[Source data]
<<<<
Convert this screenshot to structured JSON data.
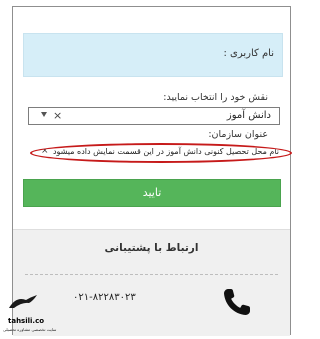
{
  "login_form": {
    "username_label": "نام کاربری :",
    "role_label": "نقش خود را انتخاب نمایید:",
    "role_selected": "دانش آموز",
    "role_clear": "×",
    "org_label": "عنوان سازمان:",
    "org_placeholder": "نام محل تحصیل کنونی دانش آموز در این قسمت نمایش داده میشود",
    "org_clear": "×",
    "submit_label": "تایید"
  },
  "support": {
    "title": "ارتباط با پشتیبانی",
    "phone": "۰۲۱-۸۲۲۸۳۰۲۳",
    "icon": "phone-icon"
  },
  "watermark": {
    "brand_name": "tahsili.co",
    "logo_text": "تحصیلی",
    "subtitle": "سایت تخصصی مشاوره تحصیلی"
  },
  "colors": {
    "username_bg": "#d6eef8",
    "submit_bg": "#55b55a",
    "highlight_border": "#c61a1a",
    "support_bg": "#f0f0f0"
  }
}
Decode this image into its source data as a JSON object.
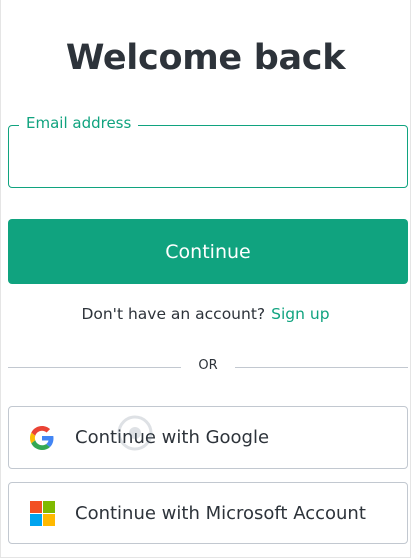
{
  "header": {
    "title": "Welcome back"
  },
  "email_field": {
    "label": "Email address",
    "value": "",
    "placeholder": ""
  },
  "continue_button": {
    "label": "Continue"
  },
  "signup": {
    "prompt": "Don't have an account?",
    "link_label": "Sign up"
  },
  "divider": {
    "text": "OR"
  },
  "social": [
    {
      "label": "Continue with Google",
      "icon": "google-logo-icon"
    },
    {
      "label": "Continue with Microsoft Account",
      "icon": "microsoft-logo-icon"
    }
  ],
  "colors": {
    "accent": "#10a37f",
    "text": "#2d333a",
    "border": "#c2c8d0"
  }
}
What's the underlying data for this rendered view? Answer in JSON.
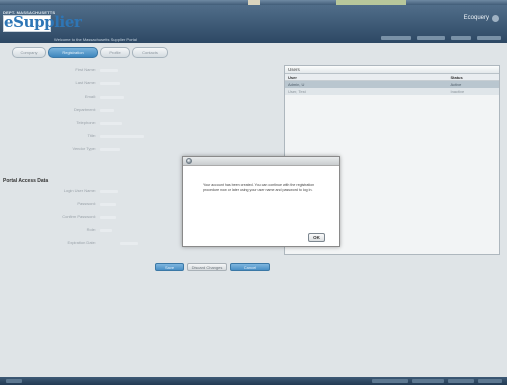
{
  "header": {
    "company": "DEPT. MASSACHUSETTS",
    "logo_text": "eSupplier",
    "welcome": "Welcome to the Massachusetts Supplier Portal",
    "user_name": "Ecoquery"
  },
  "tabs": [
    {
      "label": "Company"
    },
    {
      "label": "Registration"
    },
    {
      "label": "Profile"
    },
    {
      "label": "Contacts"
    }
  ],
  "form": {
    "fields": [
      {
        "label": "First Name:"
      },
      {
        "label": "Last Name:"
      },
      {
        "label": "Email:"
      },
      {
        "label": "Department:"
      },
      {
        "label": "Telephone:"
      },
      {
        "label": "Title:"
      },
      {
        "label": "Vendor Type:"
      }
    ],
    "portal_section_title": "Portal Access Data",
    "portal_fields": [
      {
        "label": "Login User Name:"
      },
      {
        "label": "Password:"
      },
      {
        "label": "Confirm Password:"
      },
      {
        "label": "Role:"
      },
      {
        "label": "Expiration Date:"
      }
    ]
  },
  "users_panel": {
    "title": "Users",
    "col_user": "User",
    "col_status": "Status",
    "rows": [
      {
        "user": "Admin, U",
        "status": "Active"
      },
      {
        "user": "User, Test",
        "status": "Inactive"
      }
    ]
  },
  "buttons": {
    "save": "Save",
    "discard": "Discard Changes",
    "cancel": "Cancel"
  },
  "modal": {
    "message": "Your account has been created. You can continue with the registration procedure now or later using your user name and password to log in.",
    "ok": "OK"
  },
  "colors": {
    "header": "#3b5775",
    "accent": "#4a8fc5",
    "background": "#dfe4e7"
  }
}
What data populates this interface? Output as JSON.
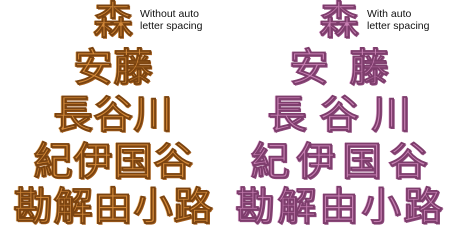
{
  "labels": {
    "left": [
      "Without auto",
      "letter spacing"
    ],
    "right": [
      "With auto",
      "letter spacing"
    ]
  },
  "rows": [
    [
      "森"
    ],
    [
      "安",
      "藤"
    ],
    [
      "長",
      "谷",
      "川"
    ],
    [
      "紀",
      "伊",
      "国",
      "谷"
    ],
    [
      "勘",
      "解",
      "由",
      "小",
      "路"
    ]
  ],
  "colors": {
    "left_thread": "#d48a3a",
    "right_thread": "#c77fb2"
  }
}
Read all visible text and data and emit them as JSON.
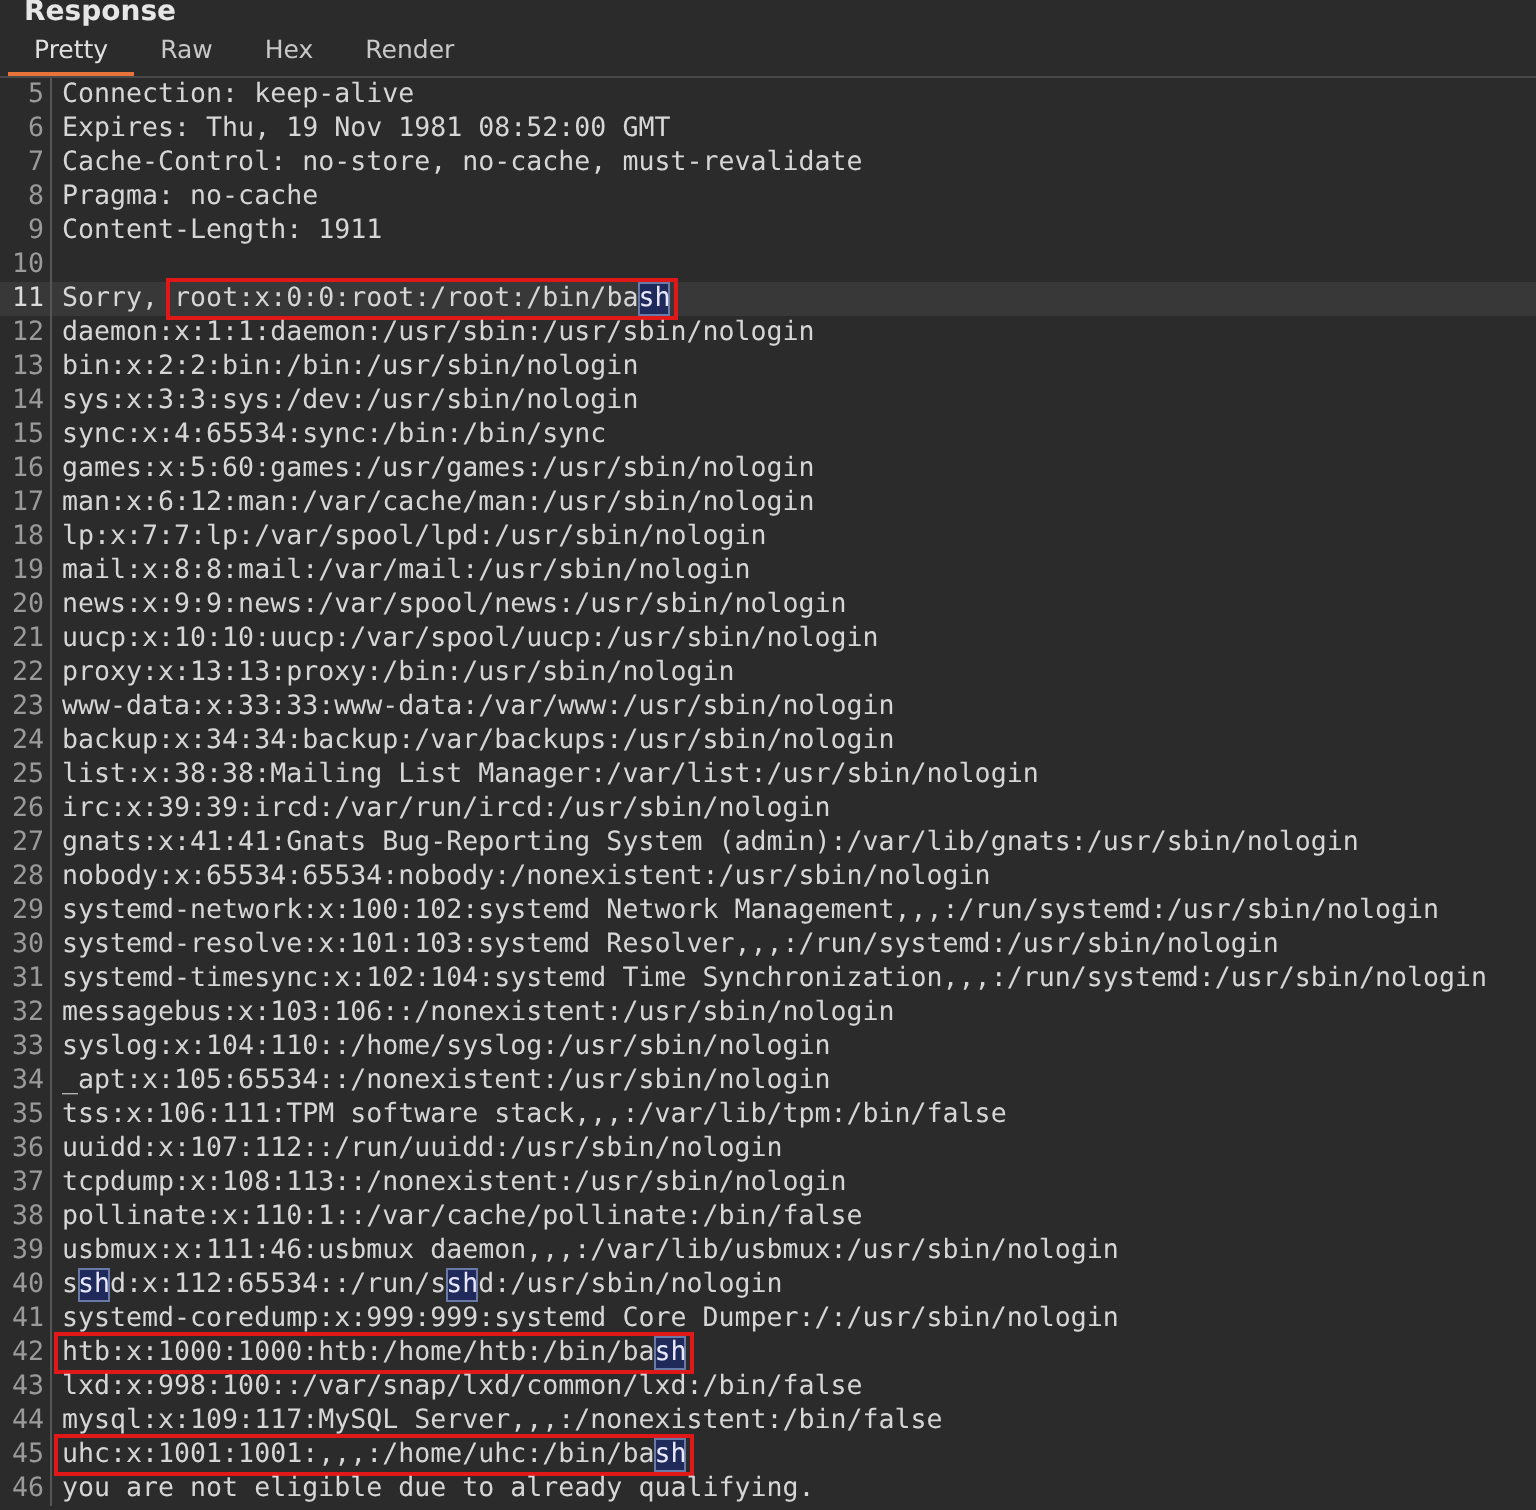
{
  "panel": {
    "title": "Response"
  },
  "tabs": [
    {
      "label": "Pretty",
      "selected": true
    },
    {
      "label": "Raw",
      "selected": false
    },
    {
      "label": "Hex",
      "selected": false
    },
    {
      "label": "Render",
      "selected": false
    }
  ],
  "lines": [
    {
      "number": "5",
      "current": false,
      "parts": [
        {
          "kind": "text",
          "text": "Connection: keep-alive"
        }
      ]
    },
    {
      "number": "6",
      "current": false,
      "parts": [
        {
          "kind": "text",
          "text": "Expires: Thu, 19 Nov 1981 08:52:00 GMT"
        }
      ]
    },
    {
      "number": "7",
      "current": false,
      "parts": [
        {
          "kind": "text",
          "text": "Cache-Control: no-store, no-cache, must-revalidate"
        }
      ]
    },
    {
      "number": "8",
      "current": false,
      "parts": [
        {
          "kind": "text",
          "text": "Pragma: no-cache"
        }
      ]
    },
    {
      "number": "9",
      "current": false,
      "parts": [
        {
          "kind": "text",
          "text": "Content-Length: 1911"
        }
      ]
    },
    {
      "number": "10",
      "current": false
    },
    {
      "number": "11",
      "current": true,
      "parts": [
        {
          "kind": "text",
          "text": "Sorry, "
        },
        {
          "kind": "box",
          "children": [
            {
              "kind": "text",
              "text": "root:x:0:0:root:/root:/bin/ba"
            },
            {
              "kind": "match",
              "text": "sh"
            }
          ]
        }
      ]
    },
    {
      "number": "12",
      "current": false,
      "parts": [
        {
          "kind": "text",
          "text": "daemon:x:1:1:daemon:/usr/sbin:/usr/sbin/nologin"
        }
      ]
    },
    {
      "number": "13",
      "current": false,
      "parts": [
        {
          "kind": "text",
          "text": "bin:x:2:2:bin:/bin:/usr/sbin/nologin"
        }
      ]
    },
    {
      "number": "14",
      "current": false,
      "parts": [
        {
          "kind": "text",
          "text": "sys:x:3:3:sys:/dev:/usr/sbin/nologin"
        }
      ]
    },
    {
      "number": "15",
      "current": false,
      "parts": [
        {
          "kind": "text",
          "text": "sync:x:4:65534:sync:/bin:/bin/sync"
        }
      ]
    },
    {
      "number": "16",
      "current": false,
      "parts": [
        {
          "kind": "text",
          "text": "games:x:5:60:games:/usr/games:/usr/sbin/nologin"
        }
      ]
    },
    {
      "number": "17",
      "current": false,
      "parts": [
        {
          "kind": "text",
          "text": "man:x:6:12:man:/var/cache/man:/usr/sbin/nologin"
        }
      ]
    },
    {
      "number": "18",
      "current": false,
      "parts": [
        {
          "kind": "text",
          "text": "lp:x:7:7:lp:/var/spool/lpd:/usr/sbin/nologin"
        }
      ]
    },
    {
      "number": "19",
      "current": false,
      "parts": [
        {
          "kind": "text",
          "text": "mail:x:8:8:mail:/var/mail:/usr/sbin/nologin"
        }
      ]
    },
    {
      "number": "20",
      "current": false,
      "parts": [
        {
          "kind": "text",
          "text": "news:x:9:9:news:/var/spool/news:/usr/sbin/nologin"
        }
      ]
    },
    {
      "number": "21",
      "current": false,
      "parts": [
        {
          "kind": "text",
          "text": "uucp:x:10:10:uucp:/var/spool/uucp:/usr/sbin/nologin"
        }
      ]
    },
    {
      "number": "22",
      "current": false,
      "parts": [
        {
          "kind": "text",
          "text": "proxy:x:13:13:proxy:/bin:/usr/sbin/nologin"
        }
      ]
    },
    {
      "number": "23",
      "current": false,
      "parts": [
        {
          "kind": "text",
          "text": "www-data:x:33:33:www-data:/var/www:/usr/sbin/nologin"
        }
      ]
    },
    {
      "number": "24",
      "current": false,
      "parts": [
        {
          "kind": "text",
          "text": "backup:x:34:34:backup:/var/backups:/usr/sbin/nologin"
        }
      ]
    },
    {
      "number": "25",
      "current": false,
      "parts": [
        {
          "kind": "text",
          "text": "list:x:38:38:Mailing List Manager:/var/list:/usr/sbin/nologin"
        }
      ]
    },
    {
      "number": "26",
      "current": false,
      "parts": [
        {
          "kind": "text",
          "text": "irc:x:39:39:ircd:/var/run/ircd:/usr/sbin/nologin"
        }
      ]
    },
    {
      "number": "27",
      "current": false,
      "parts": [
        {
          "kind": "text",
          "text": "gnats:x:41:41:Gnats Bug-Reporting System (admin):/var/lib/gnats:/usr/sbin/nologin"
        }
      ]
    },
    {
      "number": "28",
      "current": false,
      "parts": [
        {
          "kind": "text",
          "text": "nobody:x:65534:65534:nobody:/nonexistent:/usr/sbin/nologin"
        }
      ]
    },
    {
      "number": "29",
      "current": false,
      "parts": [
        {
          "kind": "text",
          "text": "systemd-network:x:100:102:systemd Network Management,,,:/run/systemd:/usr/sbin/nologin"
        }
      ]
    },
    {
      "number": "30",
      "current": false,
      "parts": [
        {
          "kind": "text",
          "text": "systemd-resolve:x:101:103:systemd Resolver,,,:/run/systemd:/usr/sbin/nologin"
        }
      ]
    },
    {
      "number": "31",
      "current": false,
      "parts": [
        {
          "kind": "text",
          "text": "systemd-timesync:x:102:104:systemd Time Synchronization,,,:/run/systemd:/usr/sbin/nologin"
        }
      ]
    },
    {
      "number": "32",
      "current": false,
      "parts": [
        {
          "kind": "text",
          "text": "messagebus:x:103:106::/nonexistent:/usr/sbin/nologin"
        }
      ]
    },
    {
      "number": "33",
      "current": false,
      "parts": [
        {
          "kind": "text",
          "text": "syslog:x:104:110::/home/syslog:/usr/sbin/nologin"
        }
      ]
    },
    {
      "number": "34",
      "current": false,
      "parts": [
        {
          "kind": "text",
          "text": "_apt:x:105:65534::/nonexistent:/usr/sbin/nologin"
        }
      ]
    },
    {
      "number": "35",
      "current": false,
      "parts": [
        {
          "kind": "text",
          "text": "tss:x:106:111:TPM software stack,,,:/var/lib/tpm:/bin/false"
        }
      ]
    },
    {
      "number": "36",
      "current": false,
      "parts": [
        {
          "kind": "text",
          "text": "uuidd:x:107:112::/run/uuidd:/usr/sbin/nologin"
        }
      ]
    },
    {
      "number": "37",
      "current": false,
      "parts": [
        {
          "kind": "text",
          "text": "tcpdump:x:108:113::/nonexistent:/usr/sbin/nologin"
        }
      ]
    },
    {
      "number": "38",
      "current": false,
      "parts": [
        {
          "kind": "text",
          "text": "pollinate:x:110:1::/var/cache/pollinate:/bin/false"
        }
      ]
    },
    {
      "number": "39",
      "current": false,
      "parts": [
        {
          "kind": "text",
          "text": "usbmux:x:111:46:usbmux daemon,,,:/var/lib/usbmux:/usr/sbin/nologin"
        }
      ]
    },
    {
      "number": "40",
      "current": false,
      "parts": [
        {
          "kind": "text",
          "text": "s"
        },
        {
          "kind": "match",
          "text": "sh"
        },
        {
          "kind": "text",
          "text": "d:x:112:65534::/run/s"
        },
        {
          "kind": "match",
          "text": "sh"
        },
        {
          "kind": "text",
          "text": "d:/usr/sbin/nologin"
        }
      ]
    },
    {
      "number": "41",
      "current": false,
      "parts": [
        {
          "kind": "text",
          "text": "systemd-coredump:x:999:999:systemd Core Dumper:/:/usr/sbin/nologin"
        }
      ]
    },
    {
      "number": "42",
      "current": false,
      "parts": [
        {
          "kind": "box",
          "children": [
            {
              "kind": "text",
              "text": "htb:x:1000:1000:htb:/home/htb:/bin/ba"
            },
            {
              "kind": "match",
              "text": "sh"
            }
          ]
        }
      ]
    },
    {
      "number": "43",
      "current": false,
      "parts": [
        {
          "kind": "text",
          "text": "lxd:x:998:100::/var/snap/lxd/common/lxd:/bin/false"
        }
      ]
    },
    {
      "number": "44",
      "current": false,
      "parts": [
        {
          "kind": "text",
          "text": "mysql:x:109:117:MySQL Server,,,:/nonexistent:/bin/false"
        }
      ]
    },
    {
      "number": "45",
      "current": false,
      "parts": [
        {
          "kind": "box",
          "children": [
            {
              "kind": "text",
              "text": "uhc:x:1001:1001:,,,:/home/uhc:/bin/ba"
            },
            {
              "kind": "match",
              "text": "sh"
            }
          ]
        }
      ]
    },
    {
      "number": "46",
      "current": false,
      "parts": [
        {
          "kind": "text",
          "text": "you are not eligible due to already qualifying."
        }
      ]
    }
  ]
}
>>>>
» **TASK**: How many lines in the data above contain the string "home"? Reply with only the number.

» **ANSWER SPACE**: 3